#### DATA PROVIDED
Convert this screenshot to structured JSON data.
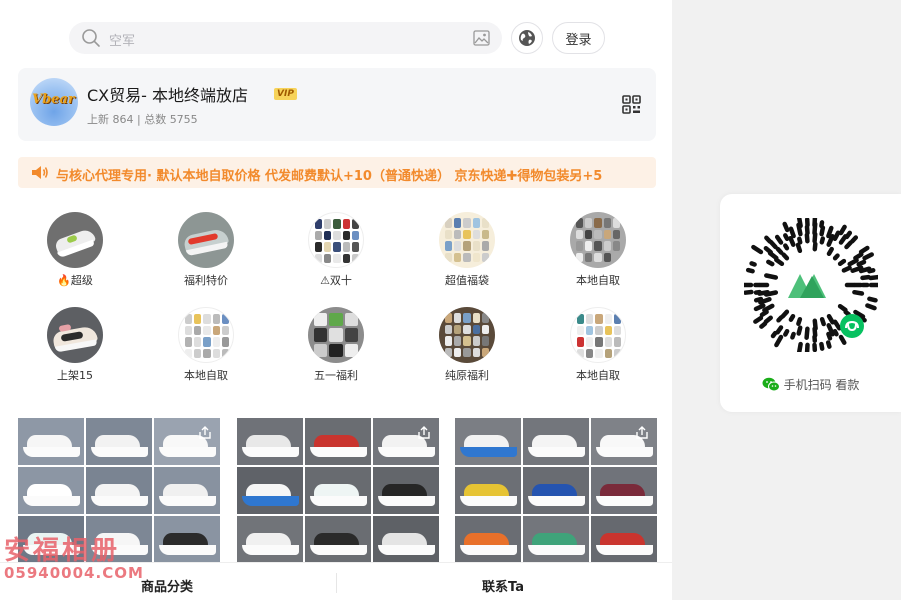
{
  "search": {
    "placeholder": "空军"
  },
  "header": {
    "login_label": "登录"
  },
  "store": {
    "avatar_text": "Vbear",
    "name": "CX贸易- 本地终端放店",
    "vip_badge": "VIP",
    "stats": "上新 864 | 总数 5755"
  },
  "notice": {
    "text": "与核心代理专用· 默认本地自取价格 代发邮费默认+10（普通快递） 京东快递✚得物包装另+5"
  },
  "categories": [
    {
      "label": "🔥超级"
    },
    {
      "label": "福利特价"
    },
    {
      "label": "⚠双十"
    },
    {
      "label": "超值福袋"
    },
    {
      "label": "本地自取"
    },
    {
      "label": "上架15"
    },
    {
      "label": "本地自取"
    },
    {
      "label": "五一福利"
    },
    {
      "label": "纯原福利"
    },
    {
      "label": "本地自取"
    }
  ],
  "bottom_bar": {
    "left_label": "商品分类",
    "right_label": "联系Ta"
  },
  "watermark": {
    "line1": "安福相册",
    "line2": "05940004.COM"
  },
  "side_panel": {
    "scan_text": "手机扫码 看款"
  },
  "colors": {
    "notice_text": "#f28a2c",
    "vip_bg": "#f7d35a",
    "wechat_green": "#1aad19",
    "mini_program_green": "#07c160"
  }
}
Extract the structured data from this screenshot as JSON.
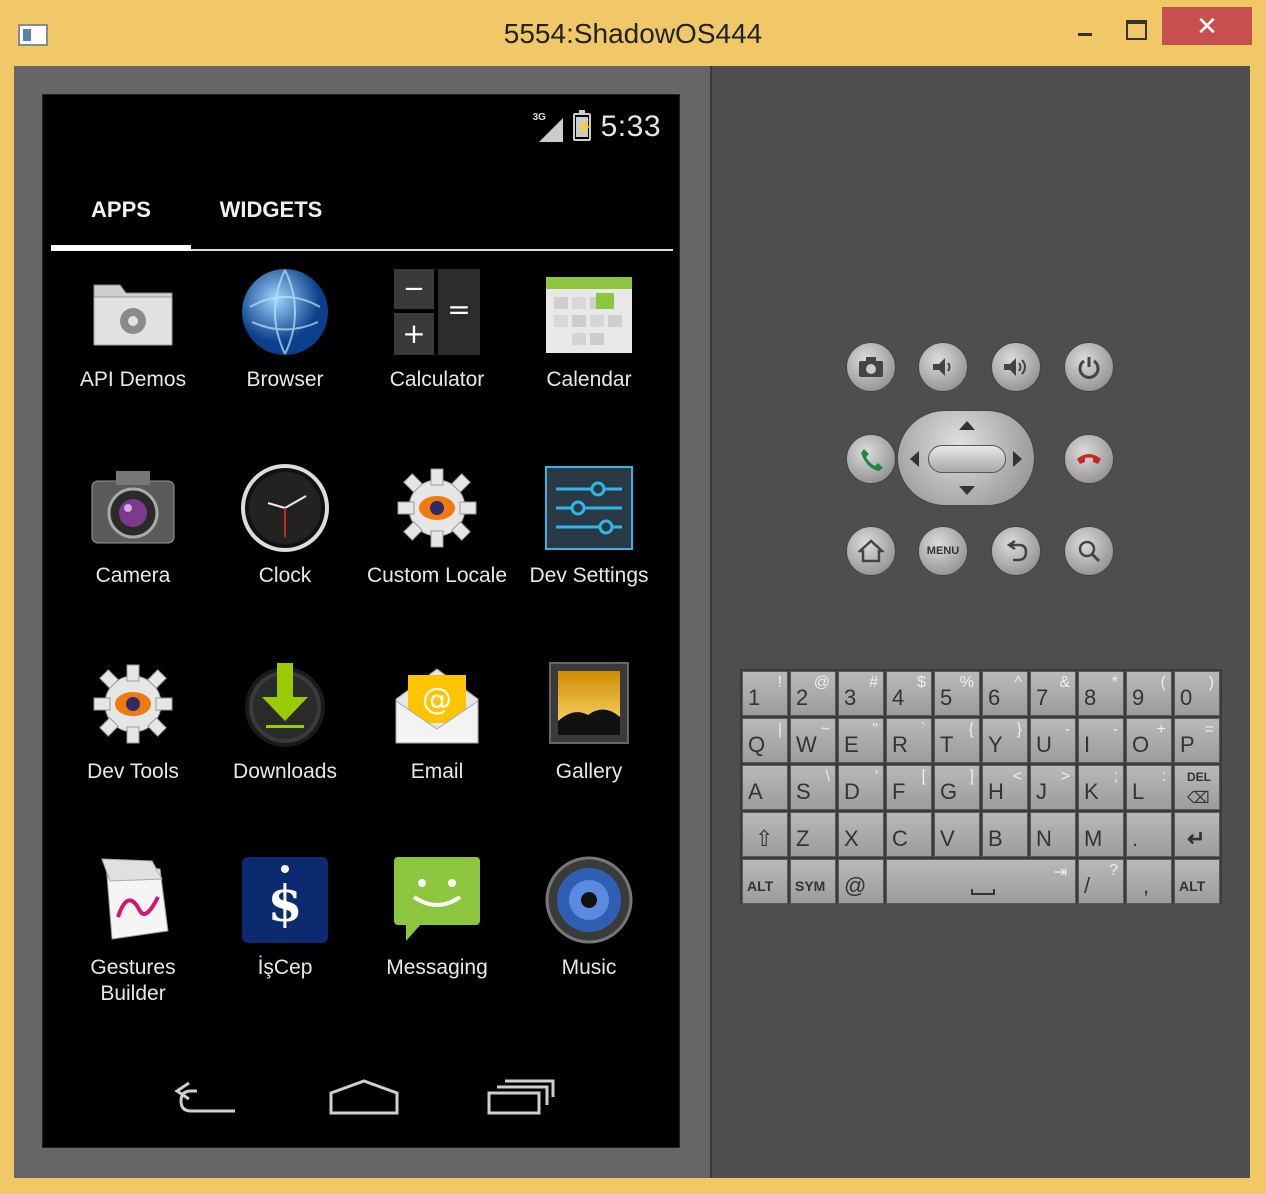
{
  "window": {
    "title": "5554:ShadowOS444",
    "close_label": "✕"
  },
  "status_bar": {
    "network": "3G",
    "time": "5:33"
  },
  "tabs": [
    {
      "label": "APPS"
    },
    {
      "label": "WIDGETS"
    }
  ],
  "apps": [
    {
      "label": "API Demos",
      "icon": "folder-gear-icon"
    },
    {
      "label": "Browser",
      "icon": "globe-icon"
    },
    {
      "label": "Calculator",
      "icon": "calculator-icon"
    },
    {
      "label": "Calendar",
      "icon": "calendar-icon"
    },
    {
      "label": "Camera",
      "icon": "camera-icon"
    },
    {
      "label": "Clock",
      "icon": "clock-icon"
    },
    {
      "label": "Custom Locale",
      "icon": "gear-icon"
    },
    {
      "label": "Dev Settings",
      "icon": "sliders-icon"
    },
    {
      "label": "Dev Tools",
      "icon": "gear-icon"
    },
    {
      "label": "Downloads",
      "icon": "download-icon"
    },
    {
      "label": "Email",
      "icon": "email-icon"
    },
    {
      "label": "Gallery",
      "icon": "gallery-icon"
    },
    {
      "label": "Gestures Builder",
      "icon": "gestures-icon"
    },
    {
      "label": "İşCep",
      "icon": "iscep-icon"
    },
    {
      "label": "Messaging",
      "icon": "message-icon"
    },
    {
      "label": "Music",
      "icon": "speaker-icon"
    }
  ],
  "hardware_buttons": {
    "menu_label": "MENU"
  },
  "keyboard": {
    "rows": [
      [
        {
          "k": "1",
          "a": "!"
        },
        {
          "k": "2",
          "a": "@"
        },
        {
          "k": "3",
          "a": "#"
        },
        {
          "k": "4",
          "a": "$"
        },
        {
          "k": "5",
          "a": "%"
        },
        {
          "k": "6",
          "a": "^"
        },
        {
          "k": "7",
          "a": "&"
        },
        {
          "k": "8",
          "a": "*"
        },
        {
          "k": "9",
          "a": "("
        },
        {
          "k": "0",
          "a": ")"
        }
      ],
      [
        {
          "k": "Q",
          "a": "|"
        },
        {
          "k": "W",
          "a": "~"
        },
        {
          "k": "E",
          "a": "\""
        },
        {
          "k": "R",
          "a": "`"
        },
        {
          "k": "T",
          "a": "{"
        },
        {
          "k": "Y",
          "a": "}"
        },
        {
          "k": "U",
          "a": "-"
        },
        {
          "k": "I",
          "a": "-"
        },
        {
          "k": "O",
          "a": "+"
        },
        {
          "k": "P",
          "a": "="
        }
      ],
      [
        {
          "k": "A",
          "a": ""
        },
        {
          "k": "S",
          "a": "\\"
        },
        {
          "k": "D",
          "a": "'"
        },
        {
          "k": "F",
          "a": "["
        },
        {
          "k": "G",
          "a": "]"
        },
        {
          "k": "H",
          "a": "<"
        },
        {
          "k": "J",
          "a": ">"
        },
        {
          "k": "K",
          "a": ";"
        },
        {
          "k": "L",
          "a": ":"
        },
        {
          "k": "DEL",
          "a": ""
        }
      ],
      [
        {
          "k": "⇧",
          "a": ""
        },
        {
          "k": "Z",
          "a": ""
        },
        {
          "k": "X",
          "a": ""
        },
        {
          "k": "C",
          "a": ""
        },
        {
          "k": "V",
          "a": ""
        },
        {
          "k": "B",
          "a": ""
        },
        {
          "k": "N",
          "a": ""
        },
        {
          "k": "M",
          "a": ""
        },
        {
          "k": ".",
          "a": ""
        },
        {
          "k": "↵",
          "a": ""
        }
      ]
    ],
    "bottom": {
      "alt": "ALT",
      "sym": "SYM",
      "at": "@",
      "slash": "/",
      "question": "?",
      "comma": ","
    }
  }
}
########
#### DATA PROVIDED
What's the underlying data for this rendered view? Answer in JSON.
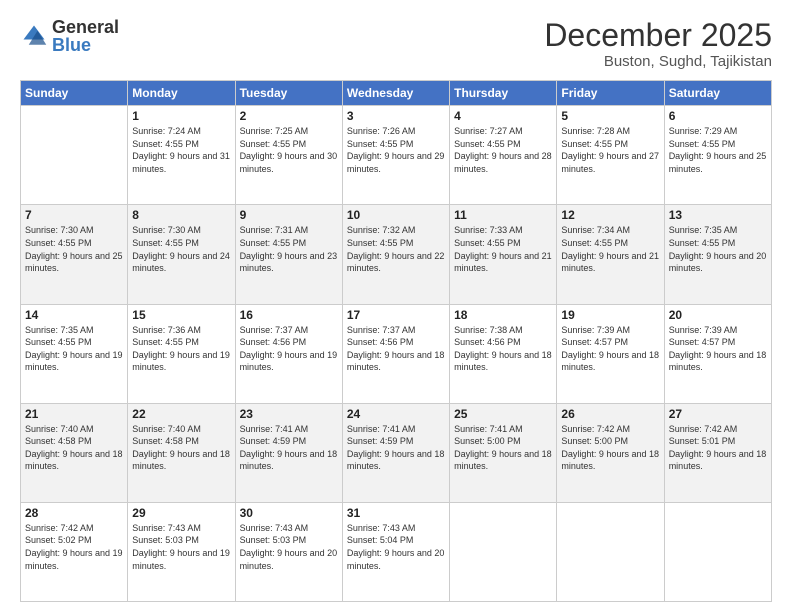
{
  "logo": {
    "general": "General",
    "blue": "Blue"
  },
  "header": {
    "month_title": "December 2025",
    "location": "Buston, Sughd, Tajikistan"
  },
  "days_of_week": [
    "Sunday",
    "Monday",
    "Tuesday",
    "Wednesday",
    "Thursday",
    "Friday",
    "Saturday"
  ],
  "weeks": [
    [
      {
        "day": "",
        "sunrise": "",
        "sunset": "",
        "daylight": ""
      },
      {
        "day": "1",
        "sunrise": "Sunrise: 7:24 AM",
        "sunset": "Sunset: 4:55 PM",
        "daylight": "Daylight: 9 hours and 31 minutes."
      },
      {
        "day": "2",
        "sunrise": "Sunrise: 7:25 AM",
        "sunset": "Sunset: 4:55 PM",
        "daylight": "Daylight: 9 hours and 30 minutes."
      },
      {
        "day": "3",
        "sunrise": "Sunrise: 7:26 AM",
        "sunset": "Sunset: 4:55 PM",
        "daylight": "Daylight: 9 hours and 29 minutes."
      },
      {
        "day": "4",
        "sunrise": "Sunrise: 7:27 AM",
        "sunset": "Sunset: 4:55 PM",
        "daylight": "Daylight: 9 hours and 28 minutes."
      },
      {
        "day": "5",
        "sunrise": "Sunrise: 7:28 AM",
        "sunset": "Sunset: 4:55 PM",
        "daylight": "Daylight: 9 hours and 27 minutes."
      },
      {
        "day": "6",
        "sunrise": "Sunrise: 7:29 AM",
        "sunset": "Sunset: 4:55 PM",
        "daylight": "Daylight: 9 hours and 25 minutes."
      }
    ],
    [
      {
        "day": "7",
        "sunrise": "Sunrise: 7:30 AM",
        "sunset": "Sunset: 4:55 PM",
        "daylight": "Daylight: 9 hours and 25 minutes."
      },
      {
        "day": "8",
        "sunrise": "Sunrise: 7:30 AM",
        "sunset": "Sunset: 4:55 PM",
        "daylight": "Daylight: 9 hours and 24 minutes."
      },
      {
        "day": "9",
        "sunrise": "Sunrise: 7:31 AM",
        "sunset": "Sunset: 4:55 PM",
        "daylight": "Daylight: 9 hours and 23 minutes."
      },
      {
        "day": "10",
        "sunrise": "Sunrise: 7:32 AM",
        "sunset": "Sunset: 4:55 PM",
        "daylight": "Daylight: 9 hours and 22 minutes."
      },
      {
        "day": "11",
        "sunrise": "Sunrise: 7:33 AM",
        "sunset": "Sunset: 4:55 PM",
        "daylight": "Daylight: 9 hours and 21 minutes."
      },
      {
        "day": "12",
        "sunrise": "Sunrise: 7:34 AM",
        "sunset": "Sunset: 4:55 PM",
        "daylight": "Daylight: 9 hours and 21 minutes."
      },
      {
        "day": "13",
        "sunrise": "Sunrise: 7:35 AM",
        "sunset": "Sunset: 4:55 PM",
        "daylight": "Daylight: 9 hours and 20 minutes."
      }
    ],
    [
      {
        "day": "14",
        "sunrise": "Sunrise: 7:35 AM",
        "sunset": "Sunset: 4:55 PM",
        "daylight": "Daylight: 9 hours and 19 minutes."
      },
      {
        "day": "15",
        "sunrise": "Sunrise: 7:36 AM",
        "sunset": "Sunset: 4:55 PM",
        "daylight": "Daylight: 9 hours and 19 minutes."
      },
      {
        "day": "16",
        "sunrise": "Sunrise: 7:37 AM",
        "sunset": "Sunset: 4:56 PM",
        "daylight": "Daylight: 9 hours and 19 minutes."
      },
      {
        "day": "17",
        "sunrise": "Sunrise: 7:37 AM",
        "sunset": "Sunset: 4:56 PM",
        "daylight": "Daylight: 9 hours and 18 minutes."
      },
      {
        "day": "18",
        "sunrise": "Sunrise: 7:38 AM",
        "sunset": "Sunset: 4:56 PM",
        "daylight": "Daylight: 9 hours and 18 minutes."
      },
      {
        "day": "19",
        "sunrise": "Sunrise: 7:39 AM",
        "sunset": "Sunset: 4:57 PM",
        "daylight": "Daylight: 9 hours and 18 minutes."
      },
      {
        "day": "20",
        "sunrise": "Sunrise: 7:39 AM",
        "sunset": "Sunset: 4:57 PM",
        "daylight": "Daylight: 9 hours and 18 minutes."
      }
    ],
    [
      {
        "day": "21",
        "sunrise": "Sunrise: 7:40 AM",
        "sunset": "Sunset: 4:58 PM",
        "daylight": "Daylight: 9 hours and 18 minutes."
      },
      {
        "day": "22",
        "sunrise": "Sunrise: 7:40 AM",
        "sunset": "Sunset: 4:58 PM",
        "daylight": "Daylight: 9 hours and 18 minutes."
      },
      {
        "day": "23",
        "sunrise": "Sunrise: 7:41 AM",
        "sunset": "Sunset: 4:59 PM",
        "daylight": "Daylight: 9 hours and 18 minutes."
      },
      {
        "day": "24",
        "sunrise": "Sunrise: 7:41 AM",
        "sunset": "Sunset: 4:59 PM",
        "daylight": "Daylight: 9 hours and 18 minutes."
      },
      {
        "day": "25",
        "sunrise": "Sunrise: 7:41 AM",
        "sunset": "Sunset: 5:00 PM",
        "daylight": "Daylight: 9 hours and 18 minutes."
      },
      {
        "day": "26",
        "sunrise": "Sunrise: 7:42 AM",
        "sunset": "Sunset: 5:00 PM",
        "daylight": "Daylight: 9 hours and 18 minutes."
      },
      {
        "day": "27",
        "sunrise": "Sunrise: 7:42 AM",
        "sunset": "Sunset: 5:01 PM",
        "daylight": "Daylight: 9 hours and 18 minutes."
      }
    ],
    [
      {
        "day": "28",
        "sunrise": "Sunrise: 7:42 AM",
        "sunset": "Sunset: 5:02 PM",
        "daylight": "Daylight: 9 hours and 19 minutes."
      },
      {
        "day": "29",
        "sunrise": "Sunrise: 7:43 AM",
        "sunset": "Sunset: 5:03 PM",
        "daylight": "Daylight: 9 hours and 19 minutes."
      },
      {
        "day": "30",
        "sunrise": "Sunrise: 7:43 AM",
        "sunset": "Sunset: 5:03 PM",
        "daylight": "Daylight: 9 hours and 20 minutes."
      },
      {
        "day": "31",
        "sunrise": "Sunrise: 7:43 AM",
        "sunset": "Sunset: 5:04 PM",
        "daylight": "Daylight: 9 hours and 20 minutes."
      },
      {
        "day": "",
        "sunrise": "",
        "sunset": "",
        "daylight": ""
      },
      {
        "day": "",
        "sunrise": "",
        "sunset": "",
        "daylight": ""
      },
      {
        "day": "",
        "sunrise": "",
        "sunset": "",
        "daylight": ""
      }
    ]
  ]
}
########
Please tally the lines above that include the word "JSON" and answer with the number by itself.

3